We Need to Prefer Good Stocks Only, The Best We Can Find

It wouldn’t make sense to buy some of the lesser ones, the buys, and especially wouldn’t make sense to buy any of the crappy tasting ones, the holds. However, we want the best ones, so we aren’t just going to take this person’s word for it, and we will go on the internet and look at what several other people think and pick ones that there is also a consensus of being good, a consensus to outperform.

The fact that most analysts rate American as a hold or worse provides us with more than enough consensus to judge this stock on this basis at least, despite a few seeing it as a buy and one even rating it outperform. We want and need a consensus to outperform, not one to underperform.

We don’t put much stock in the opinions of analysts anyway, and while people may want to read these things, they aren’t sufficient for anyone to be basing their investment decisions on to be honest. They only look at a rather small part of the story, near-term fundamentals, and while we may want to consider that to some degree when investing, there are other things to account for that they don’t look at, like price action.

We want to know what the market thinks of the stock, not just what these folks think of it, and need to go to the source for that, their charts. Huge debt or no huge debt, even drowning in it, has not served to keep the market from driving up American Airlines stock, and if that can be counted on enough to continue, that’s all we may need to know right now.

There are two distinct situations that this stock is presenting us with right now, which is the potential for this correction to continue, and its longer-term prospects. There simply isn’t a good reason to want to stick with this or any of the airline stocks past the correction period, as they put more and more planes in the air and the market somehow acts pleasantly surprised and raises the prices of these stocks significantly.

We saw this recently, and while it is hard to imagine that the market could not have seen this plan on increasing flights coming, we don’t need to ask why and instead need to be grateful that this is happening in such a predictable fashion. Markets regularly over-discount events though and all it takes, often times, is the expected to have this gap filled, and airline stocks display this in action beautifully now.

Beyond that, these will at best go back to being crappy stocks, and whether American keeps its title of the crappiest or not doesn’t even matter, because the potential here remains well below what we could get in many other stocks whose businesses are actually growing, doing what stocks are supposed to be doing if you want to make money holding them.

While people simply abuse the concept of diversification, putting them in situations where they diversify way beyond what it would make actual sense to, where the benefits become negligible and the costs of diluting your returns are much higher, we might want to buy several types of donuts, but we do need to stick to selecting among the good ones.

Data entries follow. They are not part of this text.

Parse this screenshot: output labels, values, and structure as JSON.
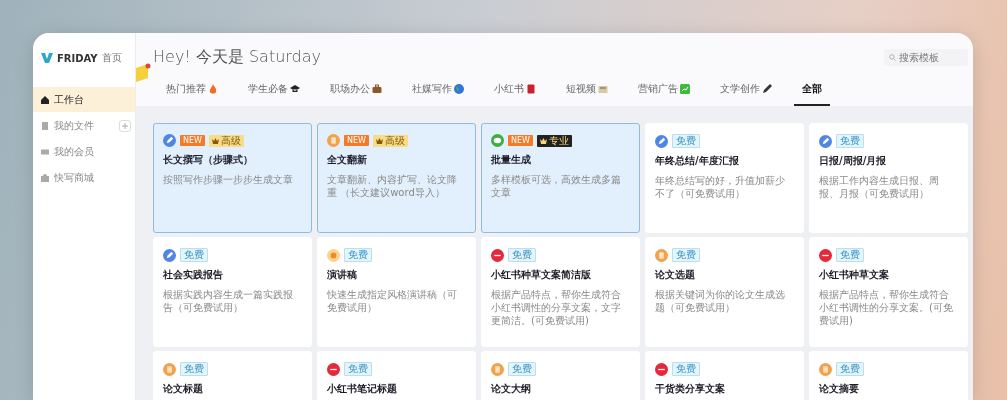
{
  "sidebar": {
    "brand": "FRIDAY",
    "home_link": "首页",
    "items": [
      {
        "label": "工作台",
        "selected": true,
        "has_add": false
      },
      {
        "label": "我的文件",
        "selected": false,
        "has_add": true
      },
      {
        "label": "我的会员",
        "selected": false,
        "has_add": false
      },
      {
        "label": "快写商城",
        "selected": false,
        "has_add": false
      }
    ]
  },
  "header": {
    "greeting": "Hey! 今天是 Saturday",
    "search": {
      "placeholder": "搜索模板"
    }
  },
  "tabs": [
    {
      "label": "热门推荐",
      "selected": false
    },
    {
      "label": "学生必备",
      "selected": false
    },
    {
      "label": "职场办公",
      "selected": false
    },
    {
      "label": "社媒写作",
      "selected": false
    },
    {
      "label": "小红书",
      "selected": false
    },
    {
      "label": "短视频",
      "selected": false
    },
    {
      "label": "营销广告",
      "selected": false
    },
    {
      "label": "文学创作",
      "selected": false
    },
    {
      "label": "全部",
      "selected": true
    }
  ],
  "cards": [
    {
      "kind": "pen",
      "badges": [
        {
          "kind": "new",
          "text": "NEW"
        },
        {
          "kind": "premium",
          "text": "高级"
        }
      ],
      "title": "长文撰写（步骤式）",
      "desc": "按照写作步骤一步步生成文章",
      "highlighted": true
    },
    {
      "kind": "doc",
      "badges": [
        {
          "kind": "new",
          "text": "NEW"
        },
        {
          "kind": "premium",
          "text": "高级"
        }
      ],
      "title": "全文翻新",
      "desc": "文章翻新、内容扩写、论文降重 （长文建议word导入）",
      "highlighted": true
    },
    {
      "kind": "chat",
      "badges": [
        {
          "kind": "new",
          "text": "NEW"
        },
        {
          "kind": "pro",
          "text": "专业"
        }
      ],
      "title": "批量生成",
      "desc": "多样模板可选，高效生成多篇文章",
      "highlighted": true
    },
    {
      "kind": "pen",
      "badges": [
        {
          "kind": "free",
          "text": "免费"
        }
      ],
      "title": "年终总结/年度汇报",
      "desc": "年终总结写的好，升值加薪少不了（可免费试用）",
      "highlighted": false
    },
    {
      "kind": "pen",
      "badges": [
        {
          "kind": "free",
          "text": "免费"
        }
      ],
      "title": "日报/周报/月报",
      "desc": "根据工作内容生成日报、周报、月报（可免费试用）",
      "highlighted": false
    },
    {
      "kind": "pen",
      "badges": [
        {
          "kind": "free",
          "text": "免费"
        }
      ],
      "title": "社会实践报告",
      "desc": "根据实践内容生成一篇实践报告（可免费试用）",
      "highlighted": false
    },
    {
      "kind": "speech",
      "badges": [
        {
          "kind": "free",
          "text": "免费"
        }
      ],
      "title": "演讲稿",
      "desc": "快速生成指定风格演讲稿（可免费试用）",
      "highlighted": false
    },
    {
      "kind": "social",
      "badges": [
        {
          "kind": "free",
          "text": "免费"
        }
      ],
      "title": "小红书种草文案简洁版",
      "desc": "根据产品特点，帮你生成符合小红书调性的分享文案，文字更简洁。(可免费试用)",
      "highlighted": false
    },
    {
      "kind": "doc",
      "badges": [
        {
          "kind": "free",
          "text": "免费"
        }
      ],
      "title": "论文选题",
      "desc": "根据关键词为你的论文生成选题（可免费试用）",
      "highlighted": false
    },
    {
      "kind": "social",
      "badges": [
        {
          "kind": "free",
          "text": "免费"
        }
      ],
      "title": "小红书种草文案",
      "desc": "根据产品特点，帮你生成符合小红书调性的分享文案。(可免费试用)",
      "highlighted": false
    },
    {
      "kind": "doc",
      "badges": [
        {
          "kind": "free",
          "text": "免费"
        }
      ],
      "title": "论文标题",
      "highlighted": false
    },
    {
      "kind": "social",
      "badges": [
        {
          "kind": "free",
          "text": "免费"
        }
      ],
      "title": "小红书笔记标题",
      "highlighted": false
    },
    {
      "kind": "doc",
      "badges": [
        {
          "kind": "free",
          "text": "免费"
        }
      ],
      "title": "论文大纲",
      "highlighted": false
    },
    {
      "kind": "social",
      "badges": [
        {
          "kind": "free",
          "text": "免费"
        }
      ],
      "title": "干货类分享文案",
      "highlighted": false
    },
    {
      "kind": "doc",
      "badges": [
        {
          "kind": "free",
          "text": "免费"
        }
      ],
      "title": "论文摘要",
      "highlighted": false
    }
  ]
}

In terms of that’s left to correct the panic-driven overselling that is still likely holding back airline stocks significantly, American would be as good as any, as all are due for a raise and probably a similar one. American may earn a little more, but not enough that we should want to put all of our eggs in this basket and take on the corresponding level of higher risk with this stock.

The added diversification that the JETS ETF provides is a great idea in this situation, where we can own a share of all of the major airlines and avoid stock risk completely, leaving us to concentrate on the improvement in the outlook of the sector itself as it comes more back on line.

All of these airlines are set to outperform over the next while anyway, and investors need to realize that it does not take a long-term commitment to take advantage of this rather special situation.



Monica uses a balanced approach to investment analysis, ensuring that we looking at the right things and not confined to a single and limiting theory which can lead us astray.